* **Task statement**
Nothing belongs in the answer except the lines of the material that include "notifications".

___ Provided information ___

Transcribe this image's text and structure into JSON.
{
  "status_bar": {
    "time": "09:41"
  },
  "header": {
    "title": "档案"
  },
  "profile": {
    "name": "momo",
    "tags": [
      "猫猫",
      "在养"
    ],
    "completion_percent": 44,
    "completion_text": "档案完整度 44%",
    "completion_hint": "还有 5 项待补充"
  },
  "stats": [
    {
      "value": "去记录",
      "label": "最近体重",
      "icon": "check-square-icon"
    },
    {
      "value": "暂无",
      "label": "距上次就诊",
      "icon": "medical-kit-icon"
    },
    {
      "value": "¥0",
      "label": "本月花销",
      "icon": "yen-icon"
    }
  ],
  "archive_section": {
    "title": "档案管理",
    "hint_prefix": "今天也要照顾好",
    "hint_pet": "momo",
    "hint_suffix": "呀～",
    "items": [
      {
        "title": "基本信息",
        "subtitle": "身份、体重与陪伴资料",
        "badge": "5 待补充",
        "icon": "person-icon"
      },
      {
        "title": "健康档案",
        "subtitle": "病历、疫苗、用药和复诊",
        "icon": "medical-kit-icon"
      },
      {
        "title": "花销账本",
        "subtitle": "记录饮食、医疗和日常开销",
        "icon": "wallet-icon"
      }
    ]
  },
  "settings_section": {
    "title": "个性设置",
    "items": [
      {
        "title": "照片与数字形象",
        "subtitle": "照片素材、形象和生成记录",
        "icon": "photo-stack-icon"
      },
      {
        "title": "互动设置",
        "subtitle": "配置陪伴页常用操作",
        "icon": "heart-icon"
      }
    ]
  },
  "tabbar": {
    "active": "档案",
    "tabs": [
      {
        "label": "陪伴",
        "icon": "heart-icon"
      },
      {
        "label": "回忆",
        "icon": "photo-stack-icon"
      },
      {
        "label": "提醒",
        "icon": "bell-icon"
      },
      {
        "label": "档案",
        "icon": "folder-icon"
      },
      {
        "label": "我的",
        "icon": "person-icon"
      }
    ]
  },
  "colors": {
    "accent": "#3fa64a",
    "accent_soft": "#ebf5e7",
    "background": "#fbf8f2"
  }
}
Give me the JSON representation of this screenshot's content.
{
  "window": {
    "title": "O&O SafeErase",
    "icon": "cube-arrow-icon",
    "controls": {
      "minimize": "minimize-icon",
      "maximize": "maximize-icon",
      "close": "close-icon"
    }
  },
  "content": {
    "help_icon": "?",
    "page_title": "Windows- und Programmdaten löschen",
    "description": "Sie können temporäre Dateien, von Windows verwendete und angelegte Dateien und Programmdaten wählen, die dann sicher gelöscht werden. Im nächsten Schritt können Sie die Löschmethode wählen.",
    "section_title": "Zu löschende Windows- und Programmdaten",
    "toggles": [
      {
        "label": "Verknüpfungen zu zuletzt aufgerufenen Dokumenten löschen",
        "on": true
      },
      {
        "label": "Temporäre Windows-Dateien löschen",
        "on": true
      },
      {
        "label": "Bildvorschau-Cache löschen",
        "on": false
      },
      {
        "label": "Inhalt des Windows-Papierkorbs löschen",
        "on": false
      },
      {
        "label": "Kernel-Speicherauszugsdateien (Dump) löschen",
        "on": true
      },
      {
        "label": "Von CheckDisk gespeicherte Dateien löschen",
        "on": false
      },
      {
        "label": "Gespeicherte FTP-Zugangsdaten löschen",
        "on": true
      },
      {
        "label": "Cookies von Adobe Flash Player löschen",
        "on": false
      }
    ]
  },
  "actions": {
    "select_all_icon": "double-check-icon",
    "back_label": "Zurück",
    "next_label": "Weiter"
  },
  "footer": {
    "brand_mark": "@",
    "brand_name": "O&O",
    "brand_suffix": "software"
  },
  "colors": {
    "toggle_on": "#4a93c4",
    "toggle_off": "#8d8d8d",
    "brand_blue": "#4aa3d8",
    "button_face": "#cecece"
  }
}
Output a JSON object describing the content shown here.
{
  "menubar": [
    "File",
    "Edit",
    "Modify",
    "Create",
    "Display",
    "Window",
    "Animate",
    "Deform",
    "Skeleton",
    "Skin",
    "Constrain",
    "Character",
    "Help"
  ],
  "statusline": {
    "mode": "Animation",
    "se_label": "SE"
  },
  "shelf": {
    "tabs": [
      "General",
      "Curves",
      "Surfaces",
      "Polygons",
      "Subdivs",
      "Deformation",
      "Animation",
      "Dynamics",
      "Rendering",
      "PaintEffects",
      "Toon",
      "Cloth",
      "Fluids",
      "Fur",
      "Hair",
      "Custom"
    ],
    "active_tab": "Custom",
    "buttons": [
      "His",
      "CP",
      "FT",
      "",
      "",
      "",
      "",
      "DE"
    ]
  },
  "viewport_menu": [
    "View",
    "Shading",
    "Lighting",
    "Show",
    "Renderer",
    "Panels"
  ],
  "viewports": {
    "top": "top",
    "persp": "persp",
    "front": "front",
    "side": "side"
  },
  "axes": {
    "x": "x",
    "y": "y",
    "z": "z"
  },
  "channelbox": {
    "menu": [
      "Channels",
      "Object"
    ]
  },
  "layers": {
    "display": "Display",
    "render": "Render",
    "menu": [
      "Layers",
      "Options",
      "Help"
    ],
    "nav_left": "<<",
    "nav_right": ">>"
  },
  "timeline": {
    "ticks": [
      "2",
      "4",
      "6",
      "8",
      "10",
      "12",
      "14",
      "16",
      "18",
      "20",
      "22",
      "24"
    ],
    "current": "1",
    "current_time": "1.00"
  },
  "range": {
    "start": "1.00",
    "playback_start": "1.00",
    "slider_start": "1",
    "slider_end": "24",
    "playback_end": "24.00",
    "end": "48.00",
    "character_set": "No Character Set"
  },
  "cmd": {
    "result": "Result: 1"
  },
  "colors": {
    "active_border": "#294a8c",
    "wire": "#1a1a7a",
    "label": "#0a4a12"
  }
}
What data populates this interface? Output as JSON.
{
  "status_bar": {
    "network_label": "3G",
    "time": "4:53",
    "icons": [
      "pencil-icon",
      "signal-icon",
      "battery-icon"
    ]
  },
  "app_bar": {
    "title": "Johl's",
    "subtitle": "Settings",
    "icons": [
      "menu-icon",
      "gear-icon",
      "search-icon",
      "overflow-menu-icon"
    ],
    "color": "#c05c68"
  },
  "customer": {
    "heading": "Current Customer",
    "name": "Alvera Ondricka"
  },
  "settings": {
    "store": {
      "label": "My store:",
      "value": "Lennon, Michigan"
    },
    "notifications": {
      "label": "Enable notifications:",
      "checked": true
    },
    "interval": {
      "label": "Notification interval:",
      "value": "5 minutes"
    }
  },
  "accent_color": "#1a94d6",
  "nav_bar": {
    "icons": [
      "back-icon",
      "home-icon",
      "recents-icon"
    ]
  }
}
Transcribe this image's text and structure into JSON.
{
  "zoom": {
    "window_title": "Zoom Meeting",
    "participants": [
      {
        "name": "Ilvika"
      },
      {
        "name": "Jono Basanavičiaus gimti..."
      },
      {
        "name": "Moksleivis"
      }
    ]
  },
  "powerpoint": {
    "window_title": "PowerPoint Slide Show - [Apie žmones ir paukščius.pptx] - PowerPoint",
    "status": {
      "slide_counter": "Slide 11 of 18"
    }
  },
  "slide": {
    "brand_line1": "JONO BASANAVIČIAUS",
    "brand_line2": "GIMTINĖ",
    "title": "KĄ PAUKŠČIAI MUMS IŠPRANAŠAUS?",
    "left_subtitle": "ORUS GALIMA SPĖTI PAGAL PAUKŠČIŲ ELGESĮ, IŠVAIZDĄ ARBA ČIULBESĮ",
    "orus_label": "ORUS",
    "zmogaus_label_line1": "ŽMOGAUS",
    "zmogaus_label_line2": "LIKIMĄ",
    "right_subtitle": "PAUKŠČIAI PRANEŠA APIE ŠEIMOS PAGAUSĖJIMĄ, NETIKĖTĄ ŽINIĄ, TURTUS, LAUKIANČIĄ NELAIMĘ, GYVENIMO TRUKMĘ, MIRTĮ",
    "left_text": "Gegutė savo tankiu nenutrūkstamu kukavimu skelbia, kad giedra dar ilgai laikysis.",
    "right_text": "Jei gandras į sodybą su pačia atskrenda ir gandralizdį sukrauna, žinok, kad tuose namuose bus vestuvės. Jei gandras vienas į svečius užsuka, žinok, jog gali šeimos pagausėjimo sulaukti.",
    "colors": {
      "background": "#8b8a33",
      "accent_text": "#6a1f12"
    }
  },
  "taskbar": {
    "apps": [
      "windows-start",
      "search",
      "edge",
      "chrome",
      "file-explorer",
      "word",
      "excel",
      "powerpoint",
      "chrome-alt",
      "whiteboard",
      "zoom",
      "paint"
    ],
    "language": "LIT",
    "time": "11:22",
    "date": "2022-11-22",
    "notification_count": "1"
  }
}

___

* **Task response**
    "notifications": {
      "label": "Enable notifications:",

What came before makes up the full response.